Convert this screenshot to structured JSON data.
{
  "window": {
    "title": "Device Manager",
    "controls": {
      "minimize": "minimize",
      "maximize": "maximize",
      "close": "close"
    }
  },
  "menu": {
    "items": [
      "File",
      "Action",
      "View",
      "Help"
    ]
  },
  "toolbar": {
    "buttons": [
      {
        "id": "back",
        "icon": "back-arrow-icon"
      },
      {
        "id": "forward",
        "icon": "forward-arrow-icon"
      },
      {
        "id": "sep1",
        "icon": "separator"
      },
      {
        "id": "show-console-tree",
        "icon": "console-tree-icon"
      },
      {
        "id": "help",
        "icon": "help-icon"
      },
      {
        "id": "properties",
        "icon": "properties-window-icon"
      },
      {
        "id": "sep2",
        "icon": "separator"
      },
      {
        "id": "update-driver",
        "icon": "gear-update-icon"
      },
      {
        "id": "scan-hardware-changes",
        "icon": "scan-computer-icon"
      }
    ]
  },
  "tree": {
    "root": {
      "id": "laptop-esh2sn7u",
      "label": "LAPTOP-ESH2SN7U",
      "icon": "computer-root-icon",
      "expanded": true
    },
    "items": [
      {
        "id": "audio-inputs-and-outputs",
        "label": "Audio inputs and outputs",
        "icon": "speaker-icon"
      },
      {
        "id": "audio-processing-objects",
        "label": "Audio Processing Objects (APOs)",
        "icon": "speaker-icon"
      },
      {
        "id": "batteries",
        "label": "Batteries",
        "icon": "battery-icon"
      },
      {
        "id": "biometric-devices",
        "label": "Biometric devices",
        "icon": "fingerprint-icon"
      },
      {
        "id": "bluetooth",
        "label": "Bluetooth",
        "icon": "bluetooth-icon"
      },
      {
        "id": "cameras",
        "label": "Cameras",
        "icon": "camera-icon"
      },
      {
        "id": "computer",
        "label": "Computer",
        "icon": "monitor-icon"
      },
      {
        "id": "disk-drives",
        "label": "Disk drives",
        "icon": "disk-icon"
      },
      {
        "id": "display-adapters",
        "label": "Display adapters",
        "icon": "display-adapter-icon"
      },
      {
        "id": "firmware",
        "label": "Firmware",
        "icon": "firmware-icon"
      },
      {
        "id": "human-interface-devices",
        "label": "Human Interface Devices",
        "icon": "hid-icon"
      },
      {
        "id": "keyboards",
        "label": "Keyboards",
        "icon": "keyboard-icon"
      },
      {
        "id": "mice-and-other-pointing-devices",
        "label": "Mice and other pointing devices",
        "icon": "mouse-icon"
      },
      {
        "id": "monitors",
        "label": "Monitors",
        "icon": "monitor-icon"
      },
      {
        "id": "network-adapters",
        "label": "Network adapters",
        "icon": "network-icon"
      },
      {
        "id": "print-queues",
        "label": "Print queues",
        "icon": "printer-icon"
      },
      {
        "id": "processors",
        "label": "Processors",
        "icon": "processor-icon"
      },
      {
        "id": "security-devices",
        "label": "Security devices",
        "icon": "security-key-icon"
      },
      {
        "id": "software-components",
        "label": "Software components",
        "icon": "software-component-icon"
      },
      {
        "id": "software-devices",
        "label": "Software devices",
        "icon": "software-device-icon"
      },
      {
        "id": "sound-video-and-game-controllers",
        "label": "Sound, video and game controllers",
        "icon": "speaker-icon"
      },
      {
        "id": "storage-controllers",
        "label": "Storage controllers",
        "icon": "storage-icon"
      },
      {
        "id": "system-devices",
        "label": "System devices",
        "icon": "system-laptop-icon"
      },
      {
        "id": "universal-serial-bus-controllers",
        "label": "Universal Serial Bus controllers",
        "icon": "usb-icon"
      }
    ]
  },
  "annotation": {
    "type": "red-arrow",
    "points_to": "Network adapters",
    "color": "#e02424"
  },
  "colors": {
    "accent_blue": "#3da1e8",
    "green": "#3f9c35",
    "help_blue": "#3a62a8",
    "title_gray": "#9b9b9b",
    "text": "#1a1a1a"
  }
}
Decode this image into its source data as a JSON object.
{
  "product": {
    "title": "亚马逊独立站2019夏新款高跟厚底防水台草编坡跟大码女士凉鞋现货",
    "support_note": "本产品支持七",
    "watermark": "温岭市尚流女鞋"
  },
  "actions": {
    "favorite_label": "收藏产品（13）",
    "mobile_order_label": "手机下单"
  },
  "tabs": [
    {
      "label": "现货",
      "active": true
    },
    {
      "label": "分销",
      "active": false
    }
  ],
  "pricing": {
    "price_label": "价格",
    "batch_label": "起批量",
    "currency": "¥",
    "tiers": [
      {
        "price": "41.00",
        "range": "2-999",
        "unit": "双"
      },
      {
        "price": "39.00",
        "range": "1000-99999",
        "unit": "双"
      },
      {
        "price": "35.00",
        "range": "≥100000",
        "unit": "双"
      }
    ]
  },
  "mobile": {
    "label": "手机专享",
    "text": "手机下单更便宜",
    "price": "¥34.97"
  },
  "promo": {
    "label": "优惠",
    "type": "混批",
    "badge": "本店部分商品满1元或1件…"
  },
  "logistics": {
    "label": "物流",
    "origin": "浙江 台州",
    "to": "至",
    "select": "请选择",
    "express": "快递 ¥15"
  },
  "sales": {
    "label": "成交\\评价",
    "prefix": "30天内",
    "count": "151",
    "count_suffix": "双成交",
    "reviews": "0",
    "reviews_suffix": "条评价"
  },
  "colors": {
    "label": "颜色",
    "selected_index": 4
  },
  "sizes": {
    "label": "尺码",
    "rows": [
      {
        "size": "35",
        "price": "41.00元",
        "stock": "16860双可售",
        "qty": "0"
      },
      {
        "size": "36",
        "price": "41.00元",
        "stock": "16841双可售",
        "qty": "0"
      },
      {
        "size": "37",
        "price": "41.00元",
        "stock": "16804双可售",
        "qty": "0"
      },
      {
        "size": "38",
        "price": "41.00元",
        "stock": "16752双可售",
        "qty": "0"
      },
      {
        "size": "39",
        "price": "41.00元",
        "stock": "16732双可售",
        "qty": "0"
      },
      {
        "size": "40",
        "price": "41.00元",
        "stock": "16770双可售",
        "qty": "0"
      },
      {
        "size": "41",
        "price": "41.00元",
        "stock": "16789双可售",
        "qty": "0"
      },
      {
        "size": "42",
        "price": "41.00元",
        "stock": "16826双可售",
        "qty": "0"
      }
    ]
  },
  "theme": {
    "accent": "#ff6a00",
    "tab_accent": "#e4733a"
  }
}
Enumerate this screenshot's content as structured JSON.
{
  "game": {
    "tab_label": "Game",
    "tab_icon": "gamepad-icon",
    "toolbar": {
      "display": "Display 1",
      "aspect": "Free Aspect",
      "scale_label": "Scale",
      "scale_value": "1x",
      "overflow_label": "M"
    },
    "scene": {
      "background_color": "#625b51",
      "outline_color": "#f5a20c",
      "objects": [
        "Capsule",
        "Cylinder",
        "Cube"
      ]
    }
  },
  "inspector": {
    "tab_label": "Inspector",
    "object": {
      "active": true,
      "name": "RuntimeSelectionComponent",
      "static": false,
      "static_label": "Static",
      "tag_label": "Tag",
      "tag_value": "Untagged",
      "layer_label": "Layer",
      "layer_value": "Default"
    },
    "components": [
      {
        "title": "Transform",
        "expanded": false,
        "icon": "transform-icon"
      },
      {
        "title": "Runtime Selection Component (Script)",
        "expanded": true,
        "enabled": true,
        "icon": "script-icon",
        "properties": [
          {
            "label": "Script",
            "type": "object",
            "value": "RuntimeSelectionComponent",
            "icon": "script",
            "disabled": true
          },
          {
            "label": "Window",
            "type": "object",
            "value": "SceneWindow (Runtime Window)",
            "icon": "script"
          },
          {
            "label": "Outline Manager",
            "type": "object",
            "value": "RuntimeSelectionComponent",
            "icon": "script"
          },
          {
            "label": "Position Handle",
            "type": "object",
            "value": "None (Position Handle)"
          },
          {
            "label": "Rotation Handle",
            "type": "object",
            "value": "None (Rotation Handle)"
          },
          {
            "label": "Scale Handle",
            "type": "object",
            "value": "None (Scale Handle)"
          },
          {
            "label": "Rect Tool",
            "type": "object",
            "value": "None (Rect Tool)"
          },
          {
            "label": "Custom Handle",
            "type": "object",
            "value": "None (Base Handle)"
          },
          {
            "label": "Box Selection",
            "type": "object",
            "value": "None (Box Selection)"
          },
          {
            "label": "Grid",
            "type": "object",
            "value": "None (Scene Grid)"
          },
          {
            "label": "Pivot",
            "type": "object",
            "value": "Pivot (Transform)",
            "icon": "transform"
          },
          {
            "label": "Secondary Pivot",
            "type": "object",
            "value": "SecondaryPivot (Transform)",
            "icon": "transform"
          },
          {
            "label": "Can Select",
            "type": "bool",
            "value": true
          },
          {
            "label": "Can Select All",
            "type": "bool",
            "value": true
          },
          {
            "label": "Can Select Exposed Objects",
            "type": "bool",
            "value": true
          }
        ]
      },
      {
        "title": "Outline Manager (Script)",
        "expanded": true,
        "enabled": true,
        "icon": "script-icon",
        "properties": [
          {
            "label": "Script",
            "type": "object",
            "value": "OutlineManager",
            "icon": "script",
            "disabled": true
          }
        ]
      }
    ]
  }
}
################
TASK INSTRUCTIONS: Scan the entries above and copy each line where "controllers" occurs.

ANSWER TO THIS TASK:
        "id": "sound-video-and-game-controllers",
        "label": "Sound, video and game controllers",
        "id": "storage-controllers",
        "label": "Storage controllers",
        "id": "universal-serial-bus-controllers",
        "label": "Universal Serial Bus controllers",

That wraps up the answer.